# [Your assignment]
Extract each line of the data and write it out again exactly.

(Interface dataset entries)

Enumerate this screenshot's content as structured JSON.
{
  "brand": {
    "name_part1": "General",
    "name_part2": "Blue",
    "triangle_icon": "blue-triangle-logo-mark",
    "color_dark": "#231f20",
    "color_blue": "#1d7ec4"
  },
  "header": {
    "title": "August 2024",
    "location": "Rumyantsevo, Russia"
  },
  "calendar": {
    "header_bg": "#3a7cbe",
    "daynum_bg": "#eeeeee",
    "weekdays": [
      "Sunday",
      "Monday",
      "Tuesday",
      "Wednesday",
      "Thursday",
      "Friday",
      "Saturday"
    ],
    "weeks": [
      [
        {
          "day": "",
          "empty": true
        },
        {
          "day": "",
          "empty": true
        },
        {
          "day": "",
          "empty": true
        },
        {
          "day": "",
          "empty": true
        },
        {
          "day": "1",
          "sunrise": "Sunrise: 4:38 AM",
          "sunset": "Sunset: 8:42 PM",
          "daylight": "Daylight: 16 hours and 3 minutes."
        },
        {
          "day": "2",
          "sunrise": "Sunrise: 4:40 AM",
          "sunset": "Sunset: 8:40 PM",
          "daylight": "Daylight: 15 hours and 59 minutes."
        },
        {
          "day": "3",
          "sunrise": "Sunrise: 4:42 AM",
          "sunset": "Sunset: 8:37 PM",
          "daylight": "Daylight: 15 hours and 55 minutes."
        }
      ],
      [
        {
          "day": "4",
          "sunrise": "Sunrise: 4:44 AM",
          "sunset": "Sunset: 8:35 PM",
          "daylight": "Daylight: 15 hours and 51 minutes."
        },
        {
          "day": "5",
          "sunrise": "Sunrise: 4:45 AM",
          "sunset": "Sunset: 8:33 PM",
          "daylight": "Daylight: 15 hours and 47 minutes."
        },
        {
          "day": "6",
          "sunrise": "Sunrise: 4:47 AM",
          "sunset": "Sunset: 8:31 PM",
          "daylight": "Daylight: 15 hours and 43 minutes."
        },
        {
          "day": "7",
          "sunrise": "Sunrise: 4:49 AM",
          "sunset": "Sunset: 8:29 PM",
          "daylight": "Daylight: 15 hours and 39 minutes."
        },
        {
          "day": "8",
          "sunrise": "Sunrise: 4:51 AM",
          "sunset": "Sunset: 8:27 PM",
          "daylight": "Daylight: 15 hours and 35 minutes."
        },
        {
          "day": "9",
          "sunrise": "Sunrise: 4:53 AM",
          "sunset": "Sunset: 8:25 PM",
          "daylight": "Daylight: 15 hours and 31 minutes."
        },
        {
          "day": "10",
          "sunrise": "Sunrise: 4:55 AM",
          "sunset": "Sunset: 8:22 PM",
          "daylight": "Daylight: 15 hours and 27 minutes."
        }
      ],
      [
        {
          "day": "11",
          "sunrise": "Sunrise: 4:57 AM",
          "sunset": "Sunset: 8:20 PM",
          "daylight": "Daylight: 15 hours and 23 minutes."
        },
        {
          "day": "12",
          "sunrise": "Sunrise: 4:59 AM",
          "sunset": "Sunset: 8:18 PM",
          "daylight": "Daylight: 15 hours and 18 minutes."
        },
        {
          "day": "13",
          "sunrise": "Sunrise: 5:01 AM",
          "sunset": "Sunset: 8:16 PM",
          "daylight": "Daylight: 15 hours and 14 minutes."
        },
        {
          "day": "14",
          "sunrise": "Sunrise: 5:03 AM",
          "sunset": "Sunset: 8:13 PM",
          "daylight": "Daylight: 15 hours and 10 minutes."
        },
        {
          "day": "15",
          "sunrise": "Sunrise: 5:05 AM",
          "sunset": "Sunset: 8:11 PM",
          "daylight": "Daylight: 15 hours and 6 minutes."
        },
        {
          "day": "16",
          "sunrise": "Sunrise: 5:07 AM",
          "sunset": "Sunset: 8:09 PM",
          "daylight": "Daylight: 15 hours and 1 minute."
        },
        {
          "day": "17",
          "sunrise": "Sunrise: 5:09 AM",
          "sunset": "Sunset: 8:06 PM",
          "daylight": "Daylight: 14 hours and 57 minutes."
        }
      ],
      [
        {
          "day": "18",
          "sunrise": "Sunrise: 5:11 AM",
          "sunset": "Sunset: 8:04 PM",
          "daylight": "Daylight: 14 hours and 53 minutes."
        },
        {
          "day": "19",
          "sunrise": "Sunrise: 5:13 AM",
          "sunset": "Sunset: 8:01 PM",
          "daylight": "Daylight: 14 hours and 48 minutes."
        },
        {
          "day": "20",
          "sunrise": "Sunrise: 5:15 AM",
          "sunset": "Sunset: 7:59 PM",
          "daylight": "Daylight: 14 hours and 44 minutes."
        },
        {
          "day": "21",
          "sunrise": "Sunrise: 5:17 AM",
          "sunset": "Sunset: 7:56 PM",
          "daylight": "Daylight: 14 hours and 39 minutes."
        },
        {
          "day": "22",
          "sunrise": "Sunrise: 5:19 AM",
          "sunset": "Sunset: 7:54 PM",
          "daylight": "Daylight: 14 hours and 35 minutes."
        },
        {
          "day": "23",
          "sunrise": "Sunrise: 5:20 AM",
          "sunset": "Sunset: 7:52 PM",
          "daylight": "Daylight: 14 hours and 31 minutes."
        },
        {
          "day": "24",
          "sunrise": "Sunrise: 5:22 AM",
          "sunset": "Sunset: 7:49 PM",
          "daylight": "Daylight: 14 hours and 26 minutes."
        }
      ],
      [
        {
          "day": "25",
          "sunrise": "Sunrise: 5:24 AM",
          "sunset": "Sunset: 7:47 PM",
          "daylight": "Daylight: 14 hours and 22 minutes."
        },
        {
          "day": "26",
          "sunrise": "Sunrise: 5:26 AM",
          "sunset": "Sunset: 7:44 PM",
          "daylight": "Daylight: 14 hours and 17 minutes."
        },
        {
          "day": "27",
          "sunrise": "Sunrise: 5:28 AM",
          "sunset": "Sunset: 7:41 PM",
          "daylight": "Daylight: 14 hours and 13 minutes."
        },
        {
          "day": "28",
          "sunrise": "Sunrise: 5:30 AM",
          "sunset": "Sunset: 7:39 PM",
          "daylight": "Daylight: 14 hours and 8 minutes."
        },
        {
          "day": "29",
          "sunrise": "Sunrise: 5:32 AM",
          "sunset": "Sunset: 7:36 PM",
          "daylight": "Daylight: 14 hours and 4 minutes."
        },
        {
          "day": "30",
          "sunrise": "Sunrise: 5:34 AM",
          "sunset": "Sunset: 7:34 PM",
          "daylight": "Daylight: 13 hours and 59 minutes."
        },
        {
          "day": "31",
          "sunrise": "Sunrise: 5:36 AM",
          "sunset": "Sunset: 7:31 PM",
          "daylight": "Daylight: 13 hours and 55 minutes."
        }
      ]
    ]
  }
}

# [Exercise solution]
Enumerate this screenshot's content as structured JSON.
{
  "brand": {
    "name_part1": "General",
    "name_part2": "Blue",
    "triangle_icon": "blue-triangle-logo-mark",
    "color_dark": "#231f20",
    "color_blue": "#1d7ec4"
  },
  "header": {
    "title": "August 2024",
    "location": "Rumyantsevo, Russia"
  },
  "calendar": {
    "header_bg": "#3a7cbe",
    "daynum_bg": "#eeeeee",
    "weekdays": [
      "Sunday",
      "Monday",
      "Tuesday",
      "Wednesday",
      "Thursday",
      "Friday",
      "Saturday"
    ],
    "weeks": [
      [
        {
          "day": "",
          "empty": true
        },
        {
          "day": "",
          "empty": true
        },
        {
          "day": "",
          "empty": true
        },
        {
          "day": "",
          "empty": true
        },
        {
          "day": "1",
          "sunrise": "Sunrise: 4:38 AM",
          "sunset": "Sunset: 8:42 PM",
          "daylight": "Daylight: 16 hours and 3 minutes."
        },
        {
          "day": "2",
          "sunrise": "Sunrise: 4:40 AM",
          "sunset": "Sunset: 8:40 PM",
          "daylight": "Daylight: 15 hours and 59 minutes."
        },
        {
          "day": "3",
          "sunrise": "Sunrise: 4:42 AM",
          "sunset": "Sunset: 8:37 PM",
          "daylight": "Daylight: 15 hours and 55 minutes."
        }
      ],
      [
        {
          "day": "4",
          "sunrise": "Sunrise: 4:44 AM",
          "sunset": "Sunset: 8:35 PM",
          "daylight": "Daylight: 15 hours and 51 minutes."
        },
        {
          "day": "5",
          "sunrise": "Sunrise: 4:45 AM",
          "sunset": "Sunset: 8:33 PM",
          "daylight": "Daylight: 15 hours and 47 minutes."
        },
        {
          "day": "6",
          "sunrise": "Sunrise: 4:47 AM",
          "sunset": "Sunset: 8:31 PM",
          "daylight": "Daylight: 15 hours and 43 minutes."
        },
        {
          "day": "7",
          "sunrise": "Sunrise: 4:49 AM",
          "sunset": "Sunset: 8:29 PM",
          "daylight": "Daylight: 15 hours and 39 minutes."
        },
        {
          "day": "8",
          "sunrise": "Sunrise: 4:51 AM",
          "sunset": "Sunset: 8:27 PM",
          "daylight": "Daylight: 15 hours and 35 minutes."
        },
        {
          "day": "9",
          "sunrise": "Sunrise: 4:53 AM",
          "sunset": "Sunset: 8:25 PM",
          "daylight": "Daylight: 15 hours and 31 minutes."
        },
        {
          "day": "10",
          "sunrise": "Sunrise: 4:55 AM",
          "sunset": "Sunset: 8:22 PM",
          "daylight": "Daylight: 15 hours and 27 minutes."
        }
      ],
      [
        {
          "day": "11",
          "sunrise": "Sunrise: 4:57 AM",
          "sunset": "Sunset: 8:20 PM",
          "daylight": "Daylight: 15 hours and 23 minutes."
        },
        {
          "day": "12",
          "sunrise": "Sunrise: 4:59 AM",
          "sunset": "Sunset: 8:18 PM",
          "daylight": "Daylight: 15 hours and 18 minutes."
        },
        {
          "day": "13",
          "sunrise": "Sunrise: 5:01 AM",
          "sunset": "Sunset: 8:16 PM",
          "daylight": "Daylight: 15 hours and 14 minutes."
        },
        {
          "day": "14",
          "sunrise": "Sunrise: 5:03 AM",
          "sunset": "Sunset: 8:13 PM",
          "daylight": "Daylight: 15 hours and 10 minutes."
        },
        {
          "day": "15",
          "sunrise": "Sunrise: 5:05 AM",
          "sunset": "Sunset: 8:11 PM",
          "daylight": "Daylight: 15 hours and 6 minutes."
        },
        {
          "day": "16",
          "sunrise": "Sunrise: 5:07 AM",
          "sunset": "Sunset: 8:09 PM",
          "daylight": "Daylight: 15 hours and 1 minute."
        },
        {
          "day": "17",
          "sunrise": "Sunrise: 5:09 AM",
          "sunset": "Sunset: 8:06 PM",
          "daylight": "Daylight: 14 hours and 57 minutes."
        }
      ],
      [
        {
          "day": "18",
          "sunrise": "Sunrise: 5:11 AM",
          "sunset": "Sunset: 8:04 PM",
          "daylight": "Daylight: 14 hours and 53 minutes."
        },
        {
          "day": "19",
          "sunrise": "Sunrise: 5:13 AM",
          "sunset": "Sunset: 8:01 PM",
          "daylight": "Daylight: 14 hours and 48 minutes."
        },
        {
          "day": "20",
          "sunrise": "Sunrise: 5:15 AM",
          "sunset": "Sunset: 7:59 PM",
          "daylight": "Daylight: 14 hours and 44 minutes."
        },
        {
          "day": "21",
          "sunrise": "Sunrise: 5:17 AM",
          "sunset": "Sunset: 7:56 PM",
          "daylight": "Daylight: 14 hours and 39 minutes."
        },
        {
          "day": "22",
          "sunrise": "Sunrise: 5:19 AM",
          "sunset": "Sunset: 7:54 PM",
          "daylight": "Daylight: 14 hours and 35 minutes."
        },
        {
          "day": "23",
          "sunrise": "Sunrise: 5:20 AM",
          "sunset": "Sunset: 7:52 PM",
          "daylight": "Daylight: 14 hours and 31 minutes."
        },
        {
          "day": "24",
          "sunrise": "Sunrise: 5:22 AM",
          "sunset": "Sunset: 7:49 PM",
          "daylight": "Daylight: 14 hours and 26 minutes."
        }
      ],
      [
        {
          "day": "25",
          "sunrise": "Sunrise: 5:24 AM",
          "sunset": "Sunset: 7:47 PM",
          "daylight": "Daylight: 14 hours and 22 minutes."
        },
        {
          "day": "26",
          "sunrise": "Sunrise: 5:26 AM",
          "sunset": "Sunset: 7:44 PM",
          "daylight": "Daylight: 14 hours and 17 minutes."
        },
        {
          "day": "27",
          "sunrise": "Sunrise: 5:28 AM",
          "sunset": "Sunset: 7:41 PM",
          "daylight": "Daylight: 14 hours and 13 minutes."
        },
        {
          "day": "28",
          "sunrise": "Sunrise: 5:30 AM",
          "sunset": "Sunset: 7:39 PM",
          "daylight": "Daylight: 14 hours and 8 minutes."
        },
        {
          "day": "29",
          "sunrise": "Sunrise: 5:32 AM",
          "sunset": "Sunset: 7:36 PM",
          "daylight": "Daylight: 14 hours and 4 minutes."
        },
        {
          "day": "30",
          "sunrise": "Sunrise: 5:34 AM",
          "sunset": "Sunset: 7:34 PM",
          "daylight": "Daylight: 13 hours and 59 minutes."
        },
        {
          "day": "31",
          "sunrise": "Sunrise: 5:36 AM",
          "sunset": "Sunset: 7:31 PM",
          "daylight": "Daylight: 13 hours and 55 minutes."
        }
      ]
    ]
  }
}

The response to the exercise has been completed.